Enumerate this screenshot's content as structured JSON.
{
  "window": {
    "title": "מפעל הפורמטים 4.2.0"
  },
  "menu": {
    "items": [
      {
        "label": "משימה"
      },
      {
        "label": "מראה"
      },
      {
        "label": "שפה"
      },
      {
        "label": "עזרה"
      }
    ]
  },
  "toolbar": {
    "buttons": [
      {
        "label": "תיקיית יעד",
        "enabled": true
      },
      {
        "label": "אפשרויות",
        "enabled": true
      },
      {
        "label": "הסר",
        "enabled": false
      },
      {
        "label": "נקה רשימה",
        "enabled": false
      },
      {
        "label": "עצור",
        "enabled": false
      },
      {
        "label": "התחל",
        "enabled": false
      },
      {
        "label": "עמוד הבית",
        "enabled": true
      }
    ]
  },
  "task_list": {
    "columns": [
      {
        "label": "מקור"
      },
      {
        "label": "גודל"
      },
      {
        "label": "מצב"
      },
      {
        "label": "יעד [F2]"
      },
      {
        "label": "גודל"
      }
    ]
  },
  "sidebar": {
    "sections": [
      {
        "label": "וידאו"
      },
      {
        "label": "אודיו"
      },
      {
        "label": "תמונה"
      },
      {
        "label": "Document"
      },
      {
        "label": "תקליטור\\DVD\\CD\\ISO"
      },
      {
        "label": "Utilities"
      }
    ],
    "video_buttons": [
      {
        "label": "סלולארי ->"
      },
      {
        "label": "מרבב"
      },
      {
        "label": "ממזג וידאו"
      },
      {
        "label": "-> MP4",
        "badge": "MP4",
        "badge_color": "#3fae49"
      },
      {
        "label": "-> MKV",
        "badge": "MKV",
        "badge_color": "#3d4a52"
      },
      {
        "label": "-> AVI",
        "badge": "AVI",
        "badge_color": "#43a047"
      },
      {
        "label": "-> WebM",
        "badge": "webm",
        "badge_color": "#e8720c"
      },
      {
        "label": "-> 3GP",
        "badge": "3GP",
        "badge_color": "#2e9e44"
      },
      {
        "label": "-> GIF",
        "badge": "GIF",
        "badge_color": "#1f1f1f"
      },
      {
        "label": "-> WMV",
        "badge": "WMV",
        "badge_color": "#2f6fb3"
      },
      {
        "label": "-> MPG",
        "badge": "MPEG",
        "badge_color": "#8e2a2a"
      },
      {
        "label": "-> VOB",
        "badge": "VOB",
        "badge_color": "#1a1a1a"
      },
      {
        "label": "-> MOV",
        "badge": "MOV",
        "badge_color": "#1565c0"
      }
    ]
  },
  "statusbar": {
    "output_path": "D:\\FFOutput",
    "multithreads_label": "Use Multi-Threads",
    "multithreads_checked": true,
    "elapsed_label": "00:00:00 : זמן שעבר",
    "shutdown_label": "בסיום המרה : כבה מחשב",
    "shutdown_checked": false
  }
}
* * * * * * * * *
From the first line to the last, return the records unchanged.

Output of the exercise:
Enumerate this screenshot's content as structured JSON.
{
  "window": {
    "title": "מפעל הפורמטים 4.2.0"
  },
  "menu": {
    "items": [
      {
        "label": "משימה"
      },
      {
        "label": "מראה"
      },
      {
        "label": "שפה"
      },
      {
        "label": "עזרה"
      }
    ]
  },
  "toolbar": {
    "buttons": [
      {
        "label": "תיקיית יעד",
        "enabled": true
      },
      {
        "label": "אפשרויות",
        "enabled": true
      },
      {
        "label": "הסר",
        "enabled": false
      },
      {
        "label": "נקה רשימה",
        "enabled": false
      },
      {
        "label": "עצור",
        "enabled": false
      },
      {
        "label": "התחל",
        "enabled": false
      },
      {
        "label": "עמוד הבית",
        "enabled": true
      }
    ]
  },
  "task_list": {
    "columns": [
      {
        "label": "מקור"
      },
      {
        "label": "גודל"
      },
      {
        "label": "מצב"
      },
      {
        "label": "יעד [F2]"
      },
      {
        "label": "גודל"
      }
    ]
  },
  "sidebar": {
    "sections": [
      {
        "label": "וידאו"
      },
      {
        "label": "אודיו"
      },
      {
        "label": "תמונה"
      },
      {
        "label": "Document"
      },
      {
        "label": "תקליטור\\DVD\\CD\\ISO"
      },
      {
        "label": "Utilities"
      }
    ],
    "video_buttons": [
      {
        "label": "סלולארי ->"
      },
      {
        "label": "מרבב"
      },
      {
        "label": "ממזג וידאו"
      },
      {
        "label": "-> MP4",
        "badge": "MP4",
        "badge_color": "#3fae49"
      },
      {
        "label": "-> MKV",
        "badge": "MKV",
        "badge_color": "#3d4a52"
      },
      {
        "label": "-> AVI",
        "badge": "AVI",
        "badge_color": "#43a047"
      },
      {
        "label": "-> WebM",
        "badge": "webm",
        "badge_color": "#e8720c"
      },
      {
        "label": "-> 3GP",
        "badge": "3GP",
        "badge_color": "#2e9e44"
      },
      {
        "label": "-> GIF",
        "badge": "GIF",
        "badge_color": "#1f1f1f"
      },
      {
        "label": "-> WMV",
        "badge": "WMV",
        "badge_color": "#2f6fb3"
      },
      {
        "label": "-> MPG",
        "badge": "MPEG",
        "badge_color": "#8e2a2a"
      },
      {
        "label": "-> VOB",
        "badge": "VOB",
        "badge_color": "#1a1a1a"
      },
      {
        "label": "-> MOV",
        "badge": "MOV",
        "badge_color": "#1565c0"
      }
    ]
  },
  "statusbar": {
    "output_path": "D:\\FFOutput",
    "multithreads_label": "Use Multi-Threads",
    "multithreads_checked": true,
    "elapsed_label": "00:00:00 : זמן שעבר",
    "shutdown_label": "בסיום המרה : כבה מחשב",
    "shutdown_checked": false
  }
}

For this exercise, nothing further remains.